Angelica was a hard character for me to explore because she seemed completely unable to make up her own mind about what she was like. She ran away from her horrible situation and France and escaped to a convent where she planned to stay, hidden away from the world for the rest of her life and I could really not get behind that. She, like many romance novel heroines, had a magical touch with children and fancied herself their savior and was apparently able to take over a school at a moment's notice and win the hearts of all the previous little kids. As a teacher this annoys me. Unfortunately Simon was equally hard to like as a pirate and as a person obsessed with gaining a title even while creating his own little commune type paradise island. He was, of course, a womanizer, but he immediately gave up his ways after laying eyes on Angelica once. Together there was an immense sexual attraction that burned up the pages with the sizzle but was a bit of a let down towards the end once the relationship had been consummated as the sex didn't live up to expectations.

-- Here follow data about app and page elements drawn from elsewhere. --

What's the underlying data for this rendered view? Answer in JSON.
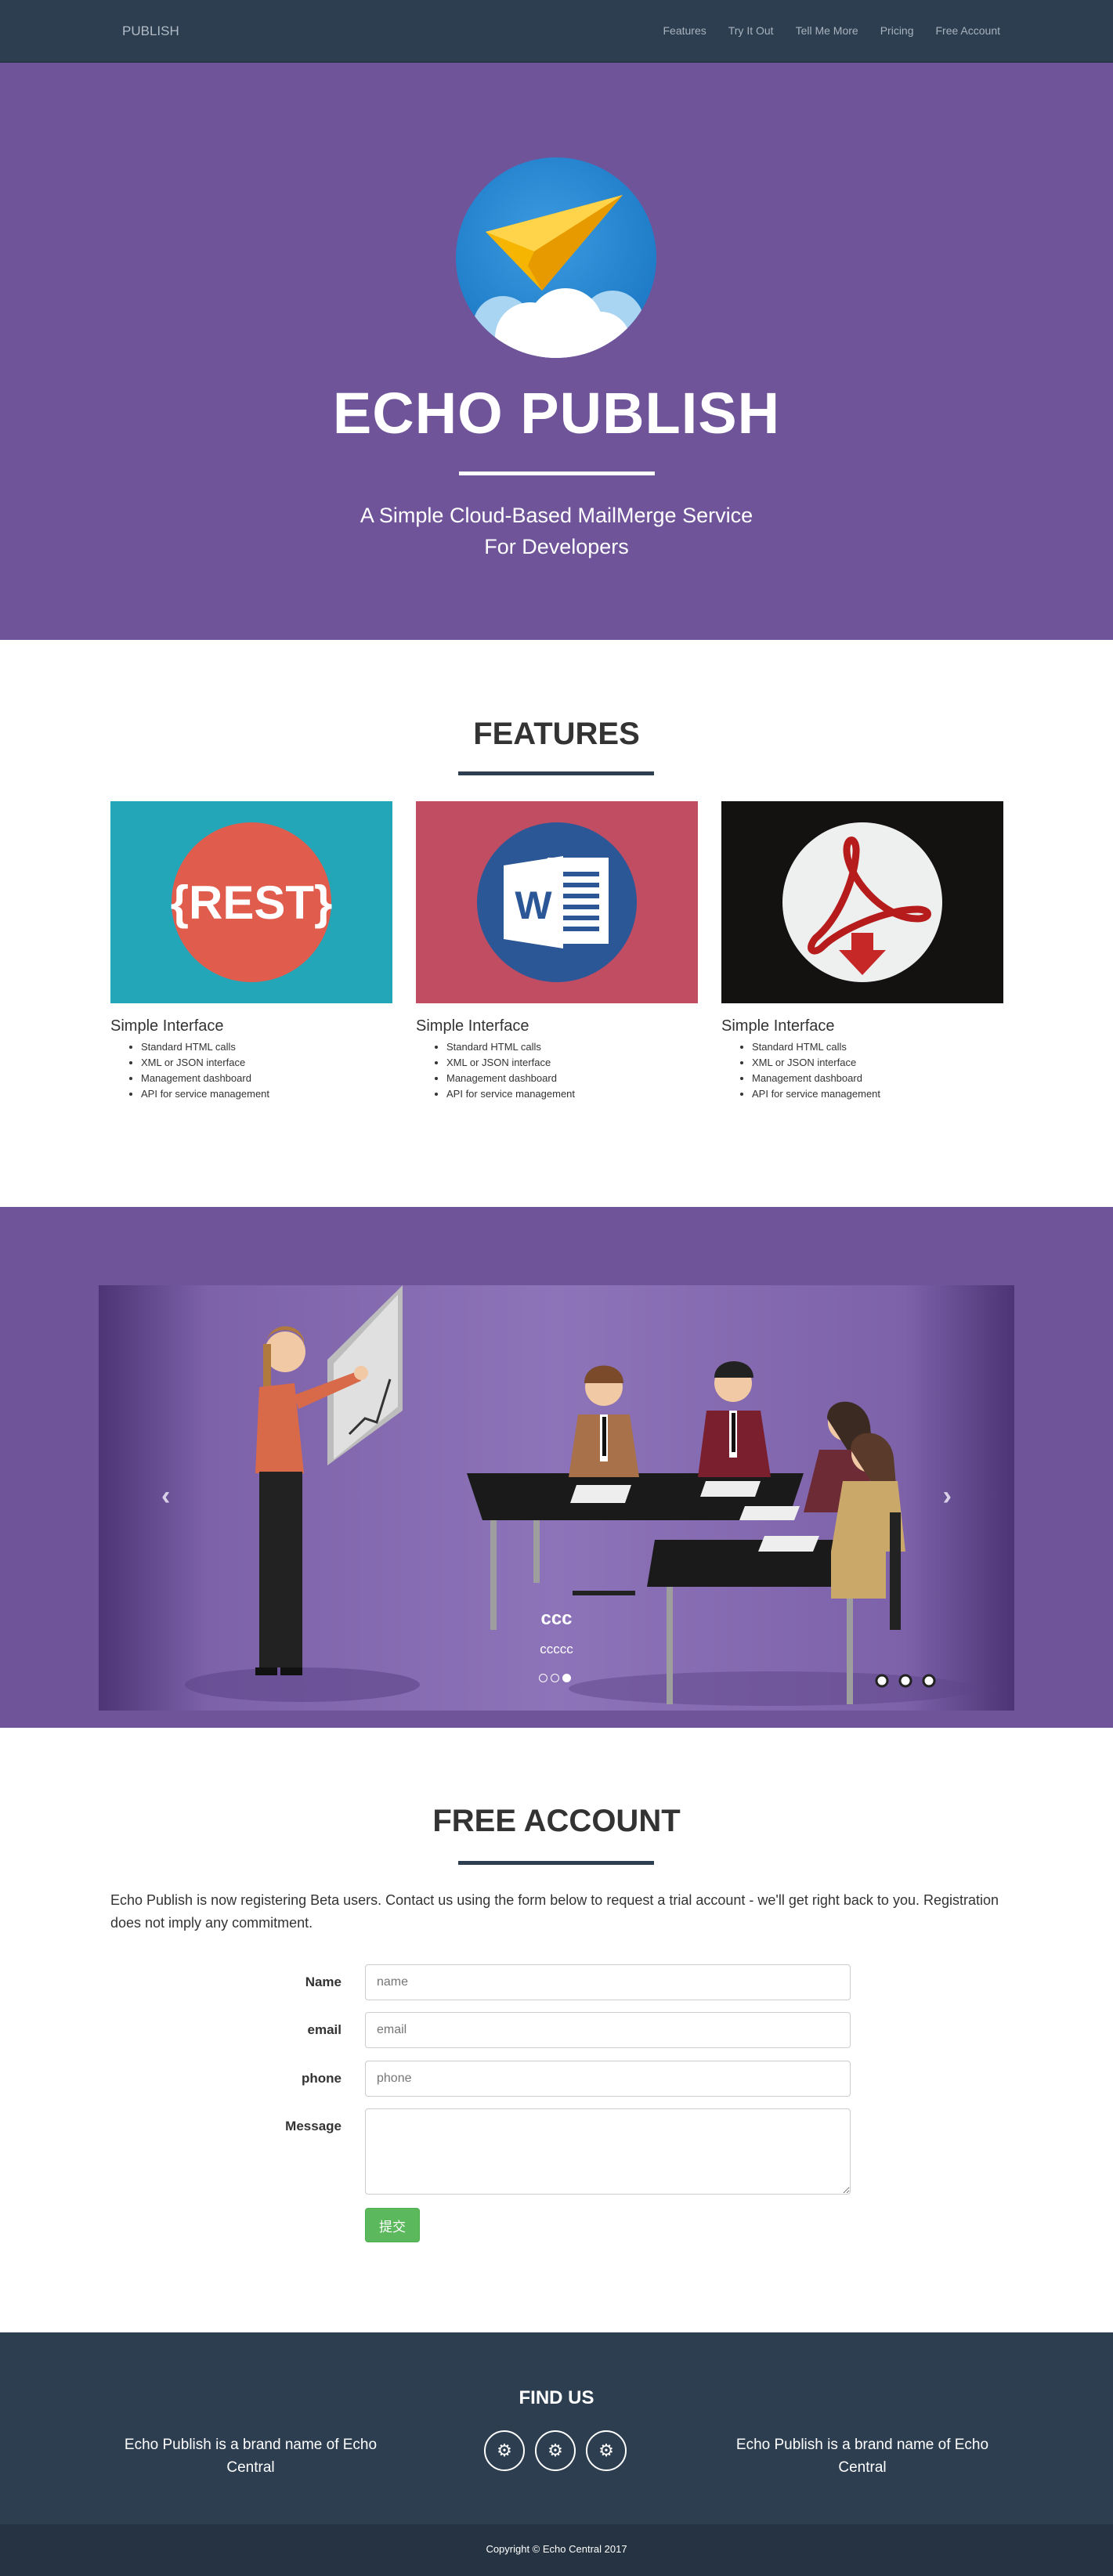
{
  "navbar": {
    "brand": "PUBLISH",
    "links": [
      "Features",
      "Try It Out",
      "Tell Me More",
      "Pricing",
      "Free Account"
    ]
  },
  "hero": {
    "title": "ECHO PUBLISH",
    "subtitle_line1": "A Simple Cloud-Based MailMerge Service",
    "subtitle_line2": "For Developers"
  },
  "features": {
    "title": "FEATURES",
    "items": [
      {
        "icon": "rest-api-icon",
        "image_text": "{REST}",
        "heading": "Simple Interface",
        "bg": "#22a6b8",
        "bullets": [
          "Standard HTML calls",
          "XML or JSON interface",
          "Management dashboard",
          "API for service management"
        ]
      },
      {
        "icon": "word-document-icon",
        "image_text": "W",
        "heading": "Simple Interface",
        "bg": "#c14d63",
        "bullets": [
          "Standard HTML calls",
          "XML or JSON interface",
          "Management dashboard",
          "API for service management"
        ]
      },
      {
        "icon": "pdf-download-icon",
        "image_text": "",
        "heading": "Simple Interface",
        "bg": "#141111",
        "bullets": [
          "Standard HTML calls",
          "XML or JSON interface",
          "Management dashboard",
          "API for service management"
        ]
      }
    ]
  },
  "carousel": {
    "caption_title": "ccc",
    "caption_text": "ccccc",
    "slide_count": 3,
    "active_slide": 3,
    "prev_icon": "chevron-left-icon",
    "next_icon": "chevron-right-icon"
  },
  "free_account": {
    "title": "FREE ACCOUNT",
    "intro": "Echo Publish is now registering Beta users. Contact us using the form below to request a trial account - we'll get right back to you. Registration does not imply any commitment.",
    "fields": {
      "name_label": "Name",
      "name_placeholder": "name",
      "email_label": "email",
      "email_placeholder": "email",
      "phone_label": "phone",
      "phone_placeholder": "phone",
      "message_label": "Message"
    },
    "submit_label": "提交"
  },
  "footer": {
    "find_us": "FIND US",
    "brand_note_left": "Echo Publish is a brand name of Echo Central",
    "brand_note_right": "Echo Publish is a brand name of Echo Central",
    "social_icons": [
      "gear-icon",
      "gear-icon",
      "gear-icon"
    ],
    "copyright": "Copyright © Echo Central 2017"
  },
  "colors": {
    "navbar": "#2c3e50",
    "hero": "#6f5499",
    "accent_rule": "#2c3e50",
    "submit": "#5cb85c"
  }
}
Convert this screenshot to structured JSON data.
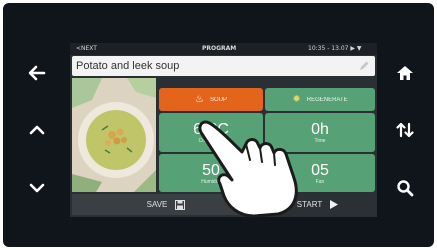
{
  "status_bar": {
    "left": "<NEXT",
    "title": "PROGRAM",
    "right": "10:35 - 13.07 ▶ ▼"
  },
  "recipe": {
    "name": "Potato and leek soup"
  },
  "tiles": {
    "category_label": "SOUP",
    "category2_label": "REGENERATE",
    "temperature_value": "63°C",
    "temperature_label": "Core probe",
    "time_value": "0h",
    "time_label": "Time",
    "humidity_value": "50",
    "humidity_label": "Humidity",
    "fan_value": "05",
    "fan_label": "Fan"
  },
  "footer": {
    "save_label": "SAVE",
    "start_label": "START"
  },
  "icons": {
    "back": "arrow-left-icon",
    "up": "chevron-up-icon",
    "down": "chevron-down-icon",
    "home": "home-icon",
    "sort": "sort-arrows-icon",
    "search": "search-icon"
  },
  "colors": {
    "accent_green": "#57a176",
    "accent_orange": "#e5641b",
    "bezel": "#10151b"
  }
}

Their relationship was also hard to truly get behind as there was a lot of misunderstanding, a lot of holding something back from each other, and just generally a lot of brooding and frustration. I admired how Angelica was able to move past her attack and lead a full life and that Simon helped her through this and supported her once he realized what had happened. And I enjoyed reading a little bit about French history in a romance novel and, although much is fiction, it still provided a nice variation from my usual English books. There was the small bit of intrigue involving revenge against her step father and Simon's determination to bring down those close to the King who were out to do harm against the people. It was not overwhelming, but did seem to come up at weird moments throughout the book before finally being solved quite neatly at the end. The island commune was absolutely laughable and I rolled my eyes every time the magical Marguerite was mentioned.

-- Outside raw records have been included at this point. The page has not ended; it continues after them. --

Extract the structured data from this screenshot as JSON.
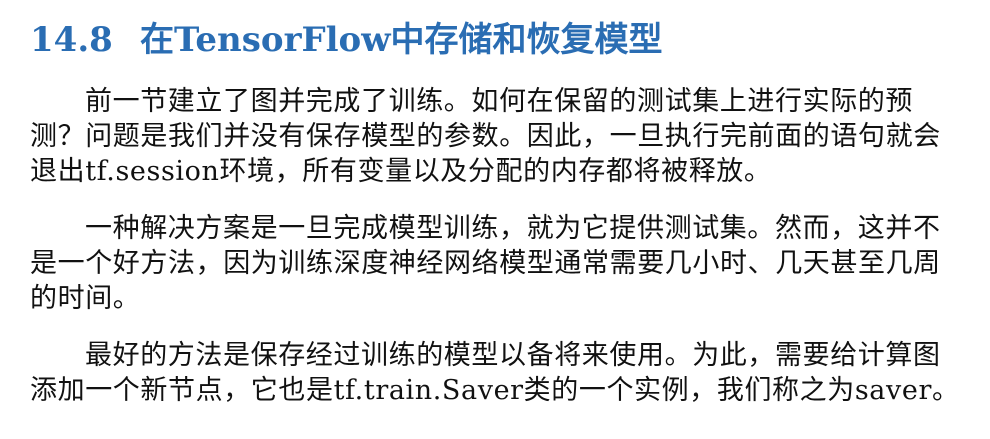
{
  "section": {
    "number": "14.8",
    "title": "在TensorFlow中存储和恢复模型"
  },
  "paragraphs": [
    "前一节建立了图并完成了训练。如何在保留的测试集上进行实际的预测？问题是我们并没有保存模型的参数。因此，一旦执行完前面的语句就会退出tf.session环境，所有变量以及分配的内存都将被释放。",
    "一种解决方案是一旦完成模型训练，就为它提供测试集。然而，这并不是一个好方法，因为训练深度神经网络模型通常需要几小时、几天甚至几周的时间。",
    "最好的方法是保存经过训练的模型以备将来使用。为此，需要给计算图添加一个新节点，它也是tf.train.Saver类的一个实例，我们称之为saver。"
  ],
  "colors": {
    "heading": "#2a6db3",
    "body_text": "#111111"
  }
}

Rating: An interesting book but not for the romance or the characters, but for the historical information and back ground.